ANAHEIM -- A larger-than-life poster of Albert Pujols hangs prominently outside the front entrance of Angel Stadium, glaring upon all who approach the turnstiles. Lately, he hasn't seemed much less imposing to American League pitchers.
The Yankees arrived in Anaheim on Monday bracing for the challenge of attacking the slugger, who had homered in four of his last six games, and Pujols' hot streak did not catch any of them off guard.
"I really don't watch a lot of baseball outside of what we do, but it's no surprise," first baseman Mark Teixeira said. "I'm sure people made a big deal out of it, but if anyone thinks Albert Pujols is going to stay down for long, they're crazy."
Pujols has hit .288 with six homers and 17 RBIs over his last 17 games after beginning the year with a .190 average, one homer and nine RBIs in his first 30 games.
"It's surprising anytime you see someone of that caliber go through something like that," Yankees manager Joe Girardi said. "You can think about it and say, you know what, he's changing leagues, there's huge expectations, it's a different environment, there's a lot of different things.
"And maybe that had something to do with it. But you know eventually that it was going to end, and it seems, unfortunately, that it has ended, because we're here."
Andy Pettitte, who will start on Tuesday, has enjoyed some success against Pujols. Pettitte has held him to just six singles in 28 at-bats, a .214 average.

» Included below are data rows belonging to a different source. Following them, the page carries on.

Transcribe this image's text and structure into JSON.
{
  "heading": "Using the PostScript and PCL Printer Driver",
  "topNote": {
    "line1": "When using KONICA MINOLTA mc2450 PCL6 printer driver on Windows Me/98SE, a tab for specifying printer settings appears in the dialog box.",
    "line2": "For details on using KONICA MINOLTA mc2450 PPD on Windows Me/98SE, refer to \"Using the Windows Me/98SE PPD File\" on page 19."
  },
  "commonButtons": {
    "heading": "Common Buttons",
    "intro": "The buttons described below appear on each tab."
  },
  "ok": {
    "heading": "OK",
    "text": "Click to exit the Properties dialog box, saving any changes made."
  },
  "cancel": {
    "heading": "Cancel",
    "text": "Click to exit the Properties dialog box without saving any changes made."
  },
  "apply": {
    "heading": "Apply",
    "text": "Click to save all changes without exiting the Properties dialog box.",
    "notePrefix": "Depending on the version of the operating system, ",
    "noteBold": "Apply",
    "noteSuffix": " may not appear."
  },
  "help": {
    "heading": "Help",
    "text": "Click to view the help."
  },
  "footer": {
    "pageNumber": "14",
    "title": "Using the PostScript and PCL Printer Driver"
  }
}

"He's a guy that's going to hurt you if you make a mistake," Pettitte said. "Whether he's slumping or not, I would treat him the exact same way: You just know he's a great hitter. Make pitches and don't let him hurt you too much."